These disciplinary powers include the power to interdict, suspend and administer a severe reprimand.
A committee constituted by the commission deals with issues of appointment, discipline and removal of the said officers.
In contradistinction, in the USA any person may file a complaint under the Judicial Conduct and Disability Act.
In the UK, there is the Judicial Conduct Investigations Office, which receives and investigates complaints against judges and thereafter provides advice and assistance to the Chief Justice and Lord Chancellor, who are jointly responsible for the discipline of judges.
In Australia, complaints on judicial conduct are made in writing to the Chief Justice, who makes a preliminary assessment and may either summarily dismiss the complaint if it has no merit, deal with the complaint in consultation with the judge concerned, establish a conduct committee or refer the complaint to the Attorney General.
It is only in severe cases that parliamentary consideration of removal from office may be recommended.

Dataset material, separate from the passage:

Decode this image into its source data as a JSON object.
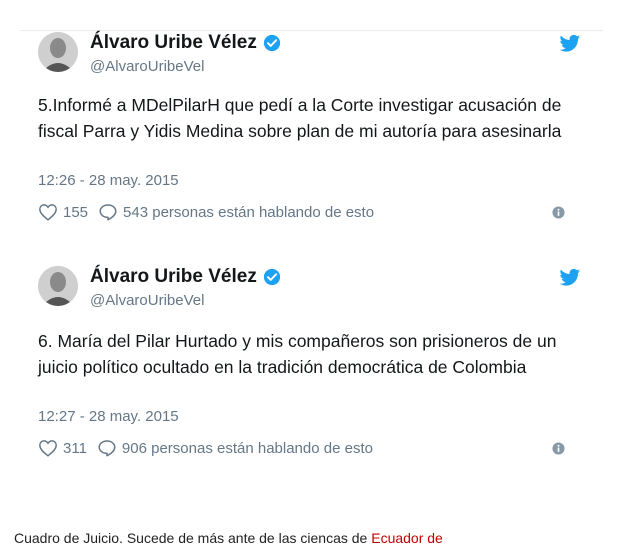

It is clear that there is urgent need to review the laws on the discipline of judicial officers and more so for conduct that does not merit the removal from office.